At the beginning of April the Office for Nuclear Regulation announced that the Atomic Weapons Establishment (AWE) site at Burghfield has moved out of enhanced regulatory attention. Regulatory performance at the site, which has been subject to this category of regulation almost continually since November 2013, has been improving faster in recent years than at AWE Aldermaston, which remains under enhanced attention.
While both AWE sites were placed into special regulatory attention in 2013, Burghfield was returned to normal regulatory attention in 2015, before returning to enhanced attention the following year. For several years the sites have put in place a structured improvement in order to return to normal regulation. The plan covers areas such as the management of safety cases, streamlining of documentation and resolving key issues. However hopes that AWE would return to routine regulation in 2020 were dashed following an inspection in 2019, and in November 2020 the Chief Nuclear Inspector said the change would not occur before 2022.
In March 2018 ONR withheld approval from a 10-year Periodic Safety Review (PSR) for Burghfield and said that operations in the Assembly Technology Centre, where nuclear warheads are assembled and disassembled, might have to cease if safety improvements were not made. Safety concerns had previously halted work there in 2007 and 2008. During the process of ONR reviewing the PSR AWE failed to provide necessary documents on time and this was part of a wider pattern of delays in providing safety documentation. In 2020 ONR sent an enforcement letter to AWE over an 18 month delay in delivering a PSR for Aldermaston, and the issue was cited as one reason why the two sites did not return to routine regulation that year.
In July 2021 AWE returned to public ownership, ending 28 years of the site being run under a government-owned contractor-operated model. NIS understands that, alongside a desire to save money and exercise a greater level of control as the UK begins its Replacement Warhead Project, concerns about AWE’s regulatory performance was one of the motivating factors. The renationalisation involved a number of changes at board level, but most of the senior leadership team remain in place. NIS understands that prior to the appointment of current chief executive Alison Atkinson in May 2020, AWE was unwilling to increase the organisation’s capacity to work on regulatory issues such as safety cases.
A major area of work at Burghfield is the troubled project to construct a replacement warhead assembly and disassembly facility, known as Mensa. This project was approved in 2011 and until recently was known to be delayed by six years with an estimated cost of £1.8bn, more than a billion pounds over its initial budget. In February the government announced that due to the impacts of the coronavirus pandemic and changes related to the Replacement Warhead Project, Mensa has been delayed by a further year to 2024 and is now estimated to cost nearly £2bn.
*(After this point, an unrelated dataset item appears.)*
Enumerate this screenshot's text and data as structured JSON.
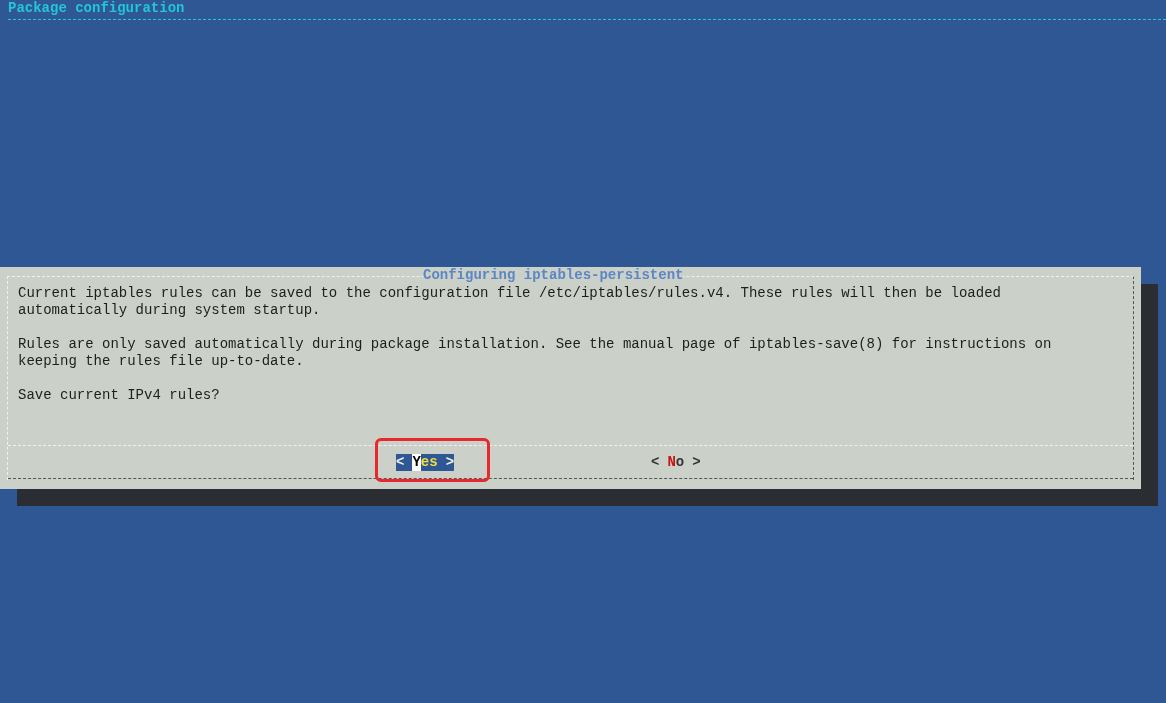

ONR’s decision to move Burghfield into normal regulatory attention appears to be the consequence of a review held at the end of 2021. The most recent Chief Nuclear Inspector’s report stated that this review would take place due to the improvements at the site. The regulatory areas the report cited as having improved included regulatory compliance, plant control, industrial and fire safety, risk at the site, safety case adequacy and leadership.